In this context, it would be logical and necessary that the energy sector and in particular the Inga issue figure prominently in the National and Regional Indicative Programmes of the EDF XI. They should be considered as key elements for the success of the regional integration and economic diversification planned in the framework of the economic Partnership Agreement Central Africa (EPAs) which includes the DRC.
If they want to run the risk of being marginalized in the context of a project of the magnitude of Grand Inga, whose achievements will take several decades and profoundly change the geography and the economic dynamics of Africa, the Belgian, Luxembourg and European companies should build alliances and join together in consortia of complementary businesses of differing sizes. I

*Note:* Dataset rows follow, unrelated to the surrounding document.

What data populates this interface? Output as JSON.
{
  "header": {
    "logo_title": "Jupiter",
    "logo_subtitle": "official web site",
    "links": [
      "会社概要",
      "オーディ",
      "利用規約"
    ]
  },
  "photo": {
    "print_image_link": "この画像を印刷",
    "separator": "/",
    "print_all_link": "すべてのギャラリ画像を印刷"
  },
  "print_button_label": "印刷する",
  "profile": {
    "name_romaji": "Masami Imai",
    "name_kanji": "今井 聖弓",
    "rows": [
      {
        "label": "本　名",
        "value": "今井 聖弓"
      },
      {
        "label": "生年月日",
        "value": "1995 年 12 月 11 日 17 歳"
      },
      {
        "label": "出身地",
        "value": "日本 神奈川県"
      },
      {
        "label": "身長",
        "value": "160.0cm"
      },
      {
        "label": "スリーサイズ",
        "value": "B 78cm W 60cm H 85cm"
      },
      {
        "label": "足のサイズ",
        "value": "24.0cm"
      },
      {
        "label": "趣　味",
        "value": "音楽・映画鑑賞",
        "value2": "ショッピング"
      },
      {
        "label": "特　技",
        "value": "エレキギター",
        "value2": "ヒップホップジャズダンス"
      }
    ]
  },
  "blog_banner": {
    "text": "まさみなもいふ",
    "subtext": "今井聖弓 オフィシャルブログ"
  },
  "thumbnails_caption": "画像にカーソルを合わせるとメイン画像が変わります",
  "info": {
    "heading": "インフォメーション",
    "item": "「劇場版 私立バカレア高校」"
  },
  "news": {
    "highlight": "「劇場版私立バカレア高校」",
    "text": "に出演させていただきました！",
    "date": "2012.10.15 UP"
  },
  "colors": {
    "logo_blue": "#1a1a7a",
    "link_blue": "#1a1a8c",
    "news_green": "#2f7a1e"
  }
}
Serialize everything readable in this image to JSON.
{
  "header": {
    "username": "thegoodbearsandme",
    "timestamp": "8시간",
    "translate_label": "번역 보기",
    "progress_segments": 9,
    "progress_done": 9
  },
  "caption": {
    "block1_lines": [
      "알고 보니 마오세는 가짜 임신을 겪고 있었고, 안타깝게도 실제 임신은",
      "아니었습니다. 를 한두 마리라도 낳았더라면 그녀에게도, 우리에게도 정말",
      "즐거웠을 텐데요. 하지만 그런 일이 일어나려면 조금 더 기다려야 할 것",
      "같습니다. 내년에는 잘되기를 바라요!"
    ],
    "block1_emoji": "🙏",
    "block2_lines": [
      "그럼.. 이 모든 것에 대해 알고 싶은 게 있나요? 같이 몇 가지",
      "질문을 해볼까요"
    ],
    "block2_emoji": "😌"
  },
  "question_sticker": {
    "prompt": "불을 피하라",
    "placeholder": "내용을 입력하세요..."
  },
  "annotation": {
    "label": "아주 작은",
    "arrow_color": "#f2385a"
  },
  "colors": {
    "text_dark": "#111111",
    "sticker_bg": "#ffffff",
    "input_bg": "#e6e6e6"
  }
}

It is a necessity to be truly competitive at European level to develop new forms of PPPs and provide varied ranges of complementary products and services such as training, standards definition and mechanisms for certification or risk spreading to better withstand competition from increasingly strong new partners like China, India, Korea and Brazil.
Aujourd’hui, avec le Luxembourg, la Belgique devrait pouvoir se profiler au niveau européen comme les champions de politiques de coopération visant à :

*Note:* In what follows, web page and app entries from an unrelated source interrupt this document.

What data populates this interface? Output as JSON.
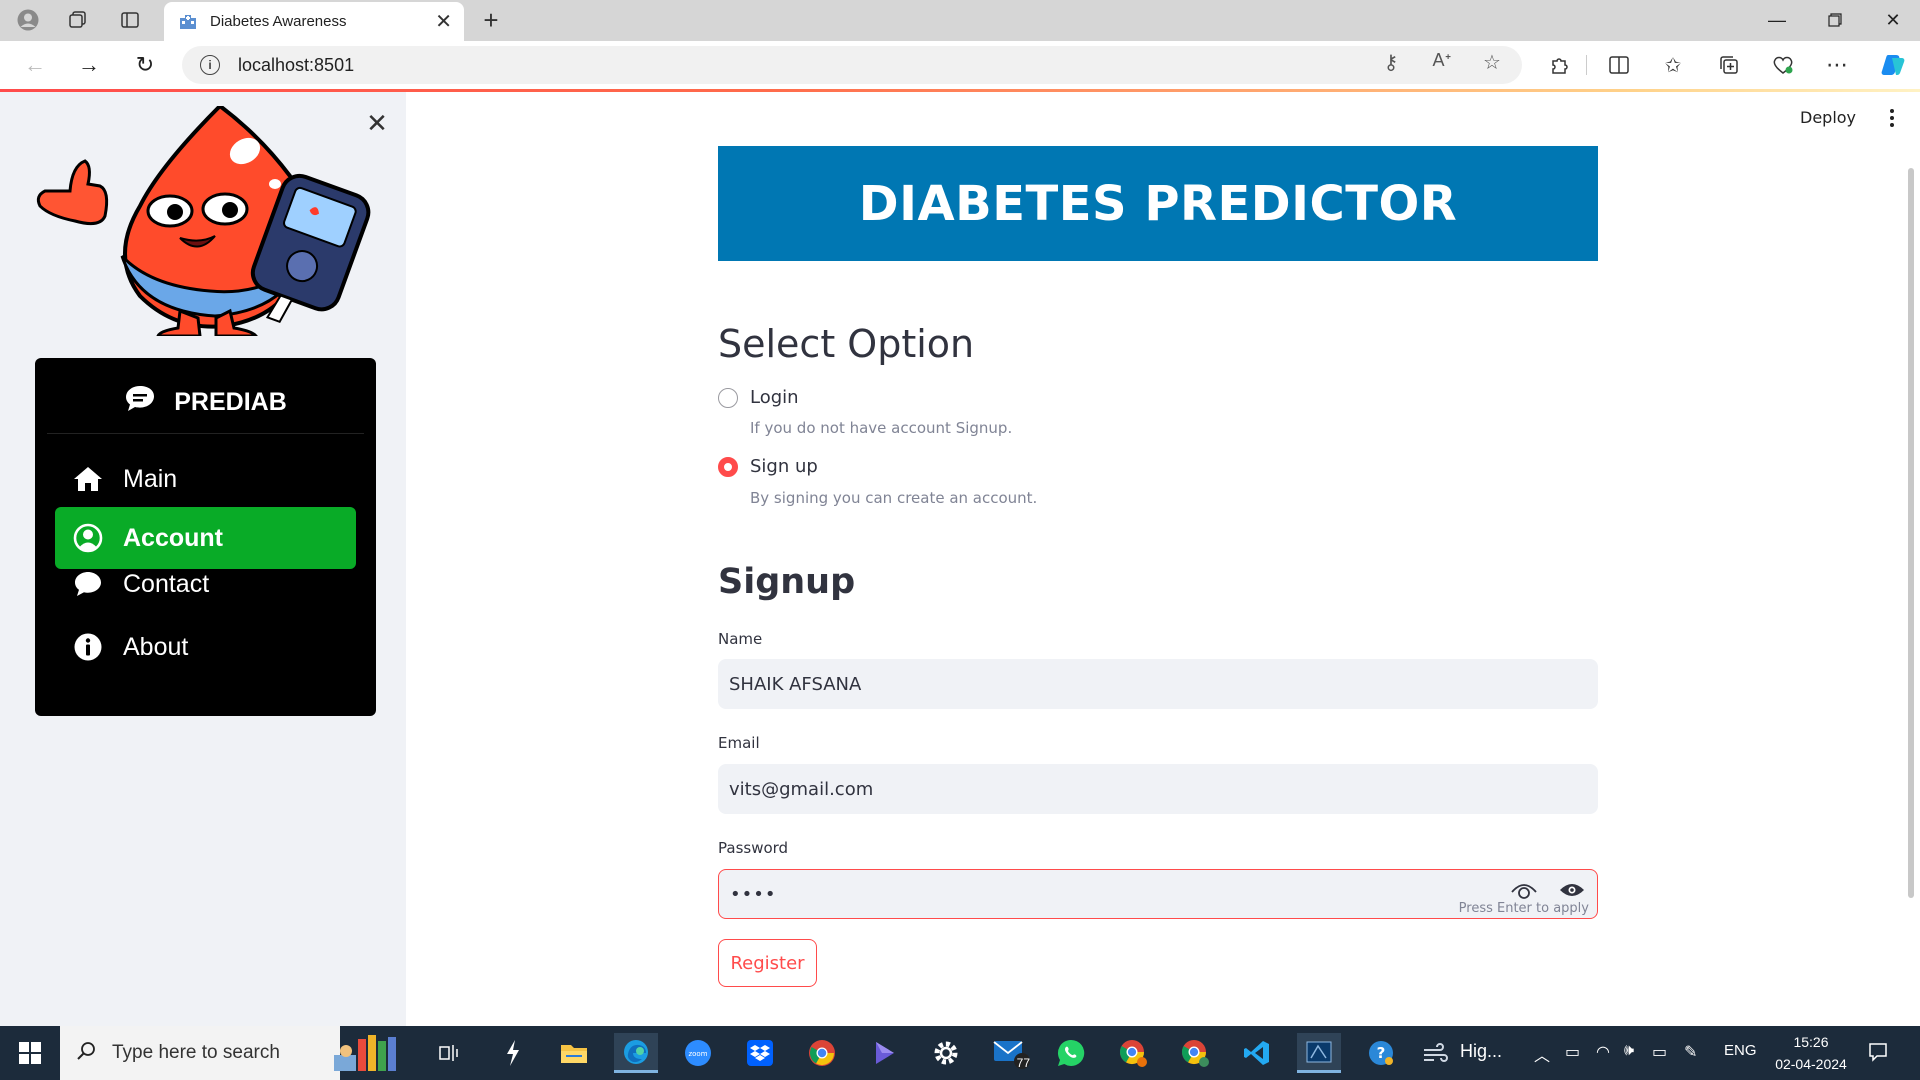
{
  "browser": {
    "tab_title": "Diabetes Awareness",
    "url": "localhost:8501",
    "colors": {
      "tabbar": "#d6d6d6",
      "accent_loading": "#ff4b4b"
    }
  },
  "app": {
    "header": {
      "deploy_label": "Deploy"
    },
    "sidebar": {
      "menu_title": "PREDIAB",
      "items": [
        {
          "label": "Main",
          "icon": "house-icon",
          "active": false
        },
        {
          "label": "Account",
          "icon": "person-circle-icon",
          "active": true
        },
        {
          "label": "Contact",
          "icon": "chat-icon",
          "active": false
        },
        {
          "label": "About",
          "icon": "info-circle-icon",
          "active": false
        }
      ],
      "colors": {
        "menu_bg": "#000000",
        "active_bg": "#09ab27"
      }
    },
    "banner": {
      "title": "DIABETES PREDICTOR",
      "bg": "#0077b3"
    },
    "select": {
      "title": "Select Option",
      "options": [
        {
          "label": "Login",
          "help": "If you do not have account Signup.",
          "selected": false
        },
        {
          "label": "Sign up",
          "help": "By signing you can create an account.",
          "selected": true
        }
      ]
    },
    "signup": {
      "title": "Signup",
      "name_label": "Name",
      "name_value": "SHAIK AFSANA",
      "email_label": "Email",
      "email_value": "vits@gmail.com",
      "password_label": "Password",
      "password_value": "••••",
      "password_hint": "Press Enter to apply",
      "register_label": "Register"
    }
  },
  "taskbar": {
    "search_placeholder": "Type here to search",
    "weather_text": "Hig...",
    "language": "ENG",
    "time": "15:26",
    "date": "02-04-2024",
    "mail_badge": "77"
  }
}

Belgium and Luxembourg should feel concerned in priority with the Grand Inga project and subsequent development at ports, corridors and existing economic zones.
In addition to its active role in achieving the Inga I and 2 plants, Belgium has been involved in the 70’s, through the Tractionel company (now Electrabel) in technical studies for a deep water port at Banana in the Congo estuary. This essential complement Inga II, never saw the day because of the debt crisis of the 80s that prevented funding.
Today, Luxembourg and Belgium should be able to stand for their place of champions at European level and cooperation policies to:
- to include the development of the Grand Inga and its sub-projects, which include the deep-water Port Banana and the economic corridors that must be developped to Kinshasa and then to / Brazzaville- Pointe-Noire and Luanda among the flagship projects of the Euro-African energy partnership , post COP21;
- develop new PPP adapted to the development and funding of unusual scale and long-term projects such as the present one, including a deep water port at Banana and developping economic corridors between Banana and Kinshasa or between Luanda and Pointe-Noire, passing by in Soyo and Banana;
- facilitate the participation of European companies in such projects and programs in partnership with local companies with a focus on regional integration in Africa, including Congo, its geographical position and unique asset that is Inga. It could become one of the major hubs in modern Africa. (See Box).
For Europe, this is an unique opportunity to become an important and active partner in one of the most promising projects for the development in the DRC, the integration of Central Africa and the future of the African continent .
It is also important to re-interest companies, universities as well as Belgian, Luxembourg and European offices of study, in a very buoyant and lengthy process whose developments will be spread over at least in the 25 next years. These projects will mobilize tens of billions of Euros, require the establishment of new public / private innovative partnerships and involve many sectors and sub-sectors. Furthermore, given the high interests that are at stakes, it is obvious that the development of Inga will have a relatively rapid international development and that it would be a pitty to miss it.